● **SUPPLIED ENTRIES**:
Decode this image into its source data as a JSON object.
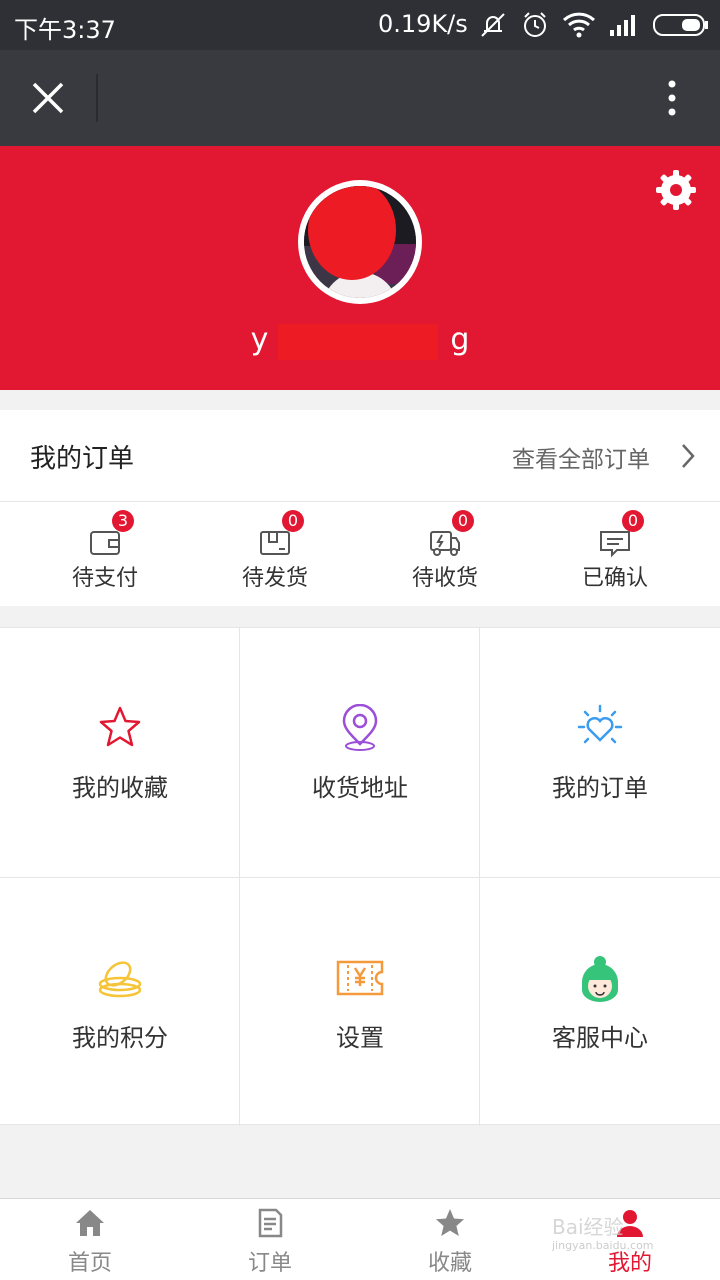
{
  "status_bar": {
    "time": "下午3:37",
    "network_speed": "0.19K/s",
    "icons": [
      "mute-icon",
      "alarm-icon",
      "wifi-icon",
      "signal-icon",
      "battery-icon"
    ]
  },
  "title_bar": {
    "close_icon": "close-icon",
    "more_icon": "more-vertical-icon"
  },
  "profile": {
    "username_start": "y",
    "username_end": "g",
    "settings_icon": "gear-icon",
    "background_color": "#e21832"
  },
  "orders": {
    "title": "我的订单",
    "view_all": "查看全部订单",
    "statuses": [
      {
        "label": "待支付",
        "count": "3",
        "icon": "wallet-icon"
      },
      {
        "label": "待发货",
        "count": "0",
        "icon": "package-icon"
      },
      {
        "label": "待收货",
        "count": "0",
        "icon": "truck-icon"
      },
      {
        "label": "已确认",
        "count": "0",
        "icon": "message-check-icon"
      }
    ]
  },
  "grid": [
    {
      "label": "我的收藏",
      "icon": "star-icon",
      "color": "#e21832"
    },
    {
      "label": "收货地址",
      "icon": "location-pin-icon",
      "color": "#9b4fd9"
    },
    {
      "label": "我的订单",
      "icon": "sun-heart-icon",
      "color": "#3b9cf0"
    },
    {
      "label": "我的积分",
      "icon": "coins-icon",
      "color": "#f5c437"
    },
    {
      "label": "设置",
      "icon": "ticket-yen-icon",
      "color": "#f59a3c"
    },
    {
      "label": "客服中心",
      "icon": "customer-service-icon",
      "color": "#36c47a"
    }
  ],
  "tabbar": {
    "tabs": [
      {
        "label": "首页",
        "icon": "home-icon"
      },
      {
        "label": "订单",
        "icon": "document-icon"
      },
      {
        "label": "收藏",
        "icon": "star-icon"
      },
      {
        "label": "我的",
        "icon": "user-icon"
      }
    ],
    "active_index": 3,
    "watermark": "Bai经验",
    "watermark_sub": "jingyan.baidu.com"
  }
}
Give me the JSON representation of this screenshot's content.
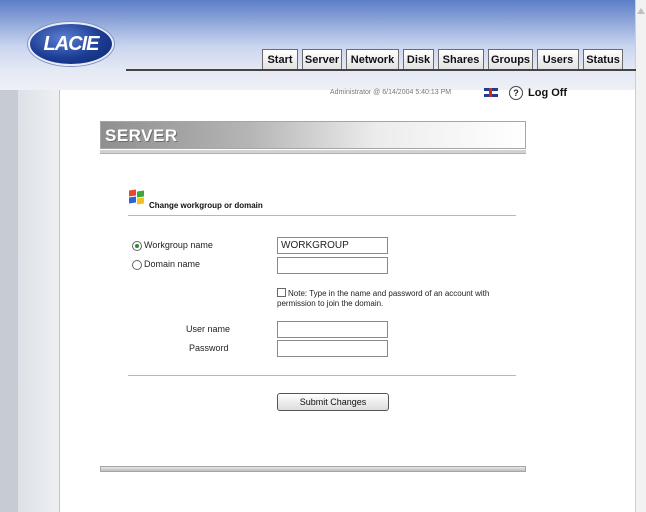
{
  "brand": {
    "logo_text": "LACIE"
  },
  "tabs": [
    {
      "label": "Start",
      "w": 0
    },
    {
      "label": "Server"
    },
    {
      "label": "Network"
    },
    {
      "label": "Disk"
    },
    {
      "label": "Shares"
    },
    {
      "label": "Groups"
    },
    {
      "label": "Users"
    },
    {
      "label": "Status"
    }
  ],
  "status": {
    "user_time": "Administrator  @  6/14/2004 5:40:13 PM",
    "language_icon": "uk-flag-icon",
    "help_icon": "help-icon",
    "help_glyph": "?",
    "logoff_label": "Log Off"
  },
  "page": {
    "title": "SERVER"
  },
  "section": {
    "icon": "windows-logo-icon",
    "title": "Change workgroup or domain"
  },
  "form": {
    "workgroup_label": "Workgroup name",
    "workgroup_value": "WORKGROUP",
    "workgroup_selected": true,
    "domain_label": "Domain name",
    "domain_value": "",
    "note_icon": "note-icon",
    "note_text": "Note: Type in the name and password of an account with permission to join the domain.",
    "username_label": "User name",
    "username_value": "",
    "password_label": "Password",
    "password_value": "",
    "submit_label": "Submit Changes"
  }
}
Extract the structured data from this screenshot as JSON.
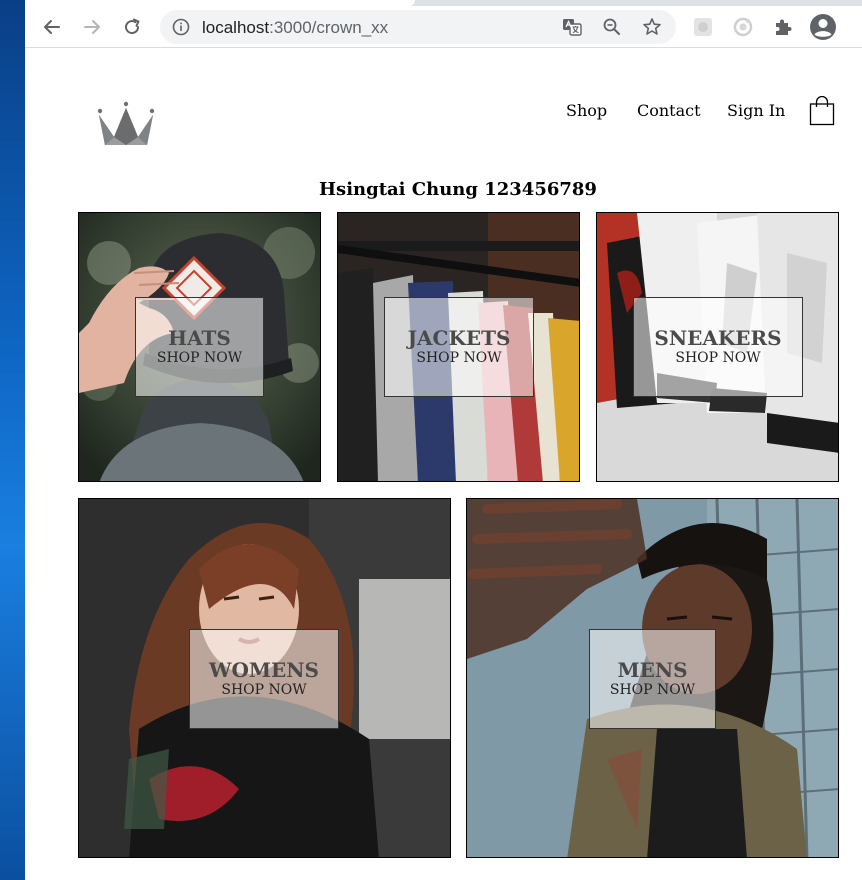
{
  "browser": {
    "url_host": "localhost",
    "url_path": ":3000/crown_xx"
  },
  "header": {
    "logo_icon": "crown-icon",
    "nav": [
      {
        "label": "Shop"
      },
      {
        "label": "Contact"
      },
      {
        "label": "Sign In"
      }
    ],
    "cart_icon": "shopping-bag-icon"
  },
  "page": {
    "title": "Hsingtai Chung 123456789"
  },
  "directory": [
    {
      "title": "HATS",
      "subtitle": "SHOP NOW"
    },
    {
      "title": "JACKETS",
      "subtitle": "SHOP NOW"
    },
    {
      "title": "SNEAKERS",
      "subtitle": "SHOP NOW"
    },
    {
      "title": "WOMENS",
      "subtitle": "SHOP NOW"
    },
    {
      "title": "MENS",
      "subtitle": "SHOP NOW"
    }
  ],
  "colors": {
    "desktop_blue": "#0b5aa8",
    "toolbar_icon": "#5f6368",
    "tile_border": "#000000"
  }
}
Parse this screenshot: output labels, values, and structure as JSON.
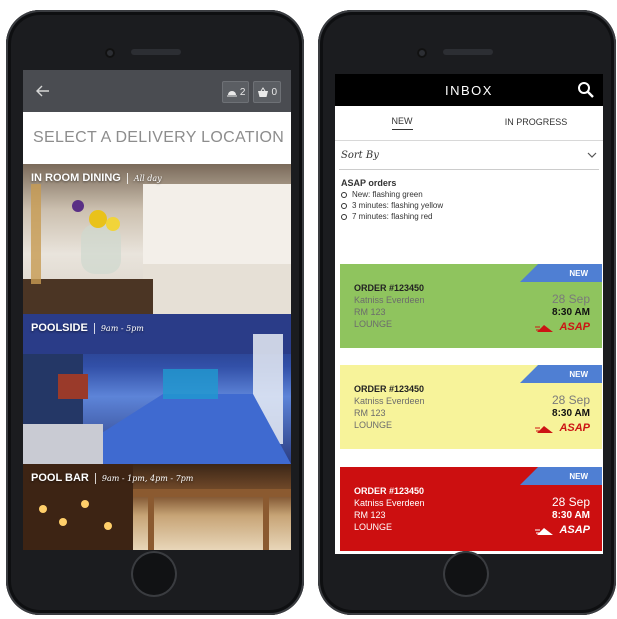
{
  "left_phone": {
    "badges": [
      {
        "icon": "tray-icon",
        "count": "2"
      },
      {
        "icon": "basket-icon",
        "count": "0"
      }
    ],
    "title": "SELECT A DELIVERY LOCATION",
    "locations": [
      {
        "name": "IN ROOM DINING",
        "hours": "All day"
      },
      {
        "name": "POOLSIDE",
        "hours": "9am - 5pm"
      },
      {
        "name": "POOL BAR",
        "hours": "9am - 1pm, 4pm - 7pm"
      }
    ]
  },
  "right_phone": {
    "header_title": "INBOX",
    "tabs": [
      {
        "label": "NEW",
        "active": true
      },
      {
        "label": "IN PROGRESS",
        "active": false
      }
    ],
    "sort_by": "Sort By",
    "asap_info": {
      "heading": "ASAP orders",
      "items": [
        "New: flashing green",
        "3 minutes: flashing yellow",
        "7 minutes: flashing red"
      ]
    },
    "orders": [
      {
        "tag": "NEW",
        "order_id": "ORDER #123450",
        "guest": "Katniss Everdeen",
        "room": "RM 123",
        "location": "LOUNGE",
        "date": "28 Sep",
        "time": "8:30 AM",
        "priority": "ASAP",
        "color": "#8fc45e"
      },
      {
        "tag": "NEW",
        "order_id": "ORDER #123450",
        "guest": "Katniss Everdeen",
        "room": "RM 123",
        "location": "LOUNGE",
        "date": "28 Sep",
        "time": "8:30 AM",
        "priority": "ASAP",
        "color": "#f7f39a"
      },
      {
        "tag": "NEW",
        "order_id": "ORDER #123450",
        "guest": "Katniss Everdeen",
        "room": "RM 123",
        "location": "LOUNGE",
        "date": "28 Sep",
        "time": "8:30 AM",
        "priority": "ASAP",
        "color": "#cc0f10"
      }
    ]
  },
  "colors": {
    "new_tag": "#4f7fd3",
    "asap_red": "#cc1414"
  }
}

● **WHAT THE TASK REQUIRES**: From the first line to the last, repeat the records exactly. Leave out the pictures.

● **FINAL ANSWER**:
Decode this image into its source data as a JSON object.
{
  "status_bar": {
    "time": "下午3:37",
    "network_speed": "0.19K/s",
    "icons": [
      "mute-icon",
      "alarm-icon",
      "wifi-icon",
      "signal-icon",
      "battery-icon"
    ]
  },
  "title_bar": {
    "close_icon": "close-icon",
    "more_icon": "more-vertical-icon"
  },
  "profile": {
    "username_start": "y",
    "username_end": "g",
    "settings_icon": "gear-icon",
    "background_color": "#e21832"
  },
  "orders": {
    "title": "我的订单",
    "view_all": "查看全部订单",
    "statuses": [
      {
        "label": "待支付",
        "count": "3",
        "icon": "wallet-icon"
      },
      {
        "label": "待发货",
        "count": "0",
        "icon": "package-icon"
      },
      {
        "label": "待收货",
        "count": "0",
        "icon": "truck-icon"
      },
      {
        "label": "已确认",
        "count": "0",
        "icon": "message-check-icon"
      }
    ]
  },
  "grid": [
    {
      "label": "我的收藏",
      "icon": "star-icon",
      "color": "#e21832"
    },
    {
      "label": "收货地址",
      "icon": "location-pin-icon",
      "color": "#9b4fd9"
    },
    {
      "label": "我的订单",
      "icon": "sun-heart-icon",
      "color": "#3b9cf0"
    },
    {
      "label": "我的积分",
      "icon": "coins-icon",
      "color": "#f5c437"
    },
    {
      "label": "设置",
      "icon": "ticket-yen-icon",
      "color": "#f59a3c"
    },
    {
      "label": "客服中心",
      "icon": "customer-service-icon",
      "color": "#36c47a"
    }
  ],
  "tabbar": {
    "tabs": [
      {
        "label": "首页",
        "icon": "home-icon"
      },
      {
        "label": "订单",
        "icon": "document-icon"
      },
      {
        "label": "收藏",
        "icon": "star-icon"
      },
      {
        "label": "我的",
        "icon": "user-icon"
      }
    ],
    "active_index": 3,
    "watermark": "Bai经验",
    "watermark_sub": "jingyan.baidu.com"
  }
}
Give me the JSON representation of this screenshot's content.
{
  "brand": {
    "logo_text": "LACIE"
  },
  "tabs": [
    {
      "label": "Start",
      "w": 0
    },
    {
      "label": "Server"
    },
    {
      "label": "Network"
    },
    {
      "label": "Disk"
    },
    {
      "label": "Shares"
    },
    {
      "label": "Groups"
    },
    {
      "label": "Users"
    },
    {
      "label": "Status"
    }
  ],
  "status": {
    "user_time": "Administrator  @  6/14/2004 5:40:13 PM",
    "language_icon": "uk-flag-icon",
    "help_icon": "help-icon",
    "help_glyph": "?",
    "logoff_label": "Log Off"
  },
  "page": {
    "title": "SERVER"
  },
  "section": {
    "icon": "windows-logo-icon",
    "title": "Change workgroup or domain"
  },
  "form": {
    "workgroup_label": "Workgroup name",
    "workgroup_value": "WORKGROUP",
    "workgroup_selected": true,
    "domain_label": "Domain name",
    "domain_value": "",
    "note_icon": "note-icon",
    "note_text": "Note: Type in the name and password of an account with permission to join the domain.",
    "username_label": "User name",
    "username_value": "",
    "password_label": "Password",
    "password_value": "",
    "submit_label": "Submit Changes"
  }
}
Extract the structured data from this screenshot as JSON.
{
  "browser": {
    "url_host": "localhost",
    "url_path": ":3000/crown_xx"
  },
  "header": {
    "logo_icon": "crown-icon",
    "nav": [
      {
        "label": "Shop"
      },
      {
        "label": "Contact"
      },
      {
        "label": "Sign In"
      }
    ],
    "cart_icon": "shopping-bag-icon"
  },
  "page": {
    "title": "Hsingtai Chung 123456789"
  },
  "directory": [
    {
      "title": "HATS",
      "subtitle": "SHOP NOW"
    },
    {
      "title": "JACKETS",
      "subtitle": "SHOP NOW"
    },
    {
      "title": "SNEAKERS",
      "subtitle": "SHOP NOW"
    },
    {
      "title": "WOMENS",
      "subtitle": "SHOP NOW"
    },
    {
      "title": "MENS",
      "subtitle": "SHOP NOW"
    }
  ],
  "colors": {
    "desktop_blue": "#0b5aa8",
    "toolbar_icon": "#5f6368",
    "tile_border": "#000000"
  }
}
Parse this screenshot: output labels, values, and structure as JSON.
{
  "left_phone": {
    "badges": [
      {
        "icon": "tray-icon",
        "count": "2"
      },
      {
        "icon": "basket-icon",
        "count": "0"
      }
    ],
    "title": "SELECT A DELIVERY LOCATION",
    "locations": [
      {
        "name": "IN ROOM DINING",
        "hours": "All day"
      },
      {
        "name": "POOLSIDE",
        "hours": "9am - 5pm"
      },
      {
        "name": "POOL BAR",
        "hours": "9am - 1pm, 4pm - 7pm"
      }
    ]
  },
  "right_phone": {
    "header_title": "INBOX",
    "tabs": [
      {
        "label": "NEW",
        "active": true
      },
      {
        "label": "IN PROGRESS",
        "active": false
      }
    ],
    "sort_by": "Sort By",
    "asap_info": {
      "heading": "ASAP orders",
      "items": [
        "New: flashing green",
        "3 minutes: flashing yellow",
        "7 minutes: flashing red"
      ]
    },
    "orders": [
      {
        "tag": "NEW",
        "order_id": "ORDER #123450",
        "guest": "Katniss Everdeen",
        "room": "RM 123",
        "location": "LOUNGE",
        "date": "28 Sep",
        "time": "8:30 AM",
        "priority": "ASAP",
        "color": "#8fc45e"
      },
      {
        "tag": "NEW",
        "order_id": "ORDER #123450",
        "guest": "Katniss Everdeen",
        "room": "RM 123",
        "location": "LOUNGE",
        "date": "28 Sep",
        "time": "8:30 AM",
        "priority": "ASAP",
        "color": "#f7f39a"
      },
      {
        "tag": "NEW",
        "order_id": "ORDER #123450",
        "guest": "Katniss Everdeen",
        "room": "RM 123",
        "location": "LOUNGE",
        "date": "28 Sep",
        "time": "8:30 AM",
        "priority": "ASAP",
        "color": "#cc0f10"
      }
    ]
  },
  "colors": {
    "new_tag": "#4f7fd3",
    "asap_red": "#cc1414"
  }
}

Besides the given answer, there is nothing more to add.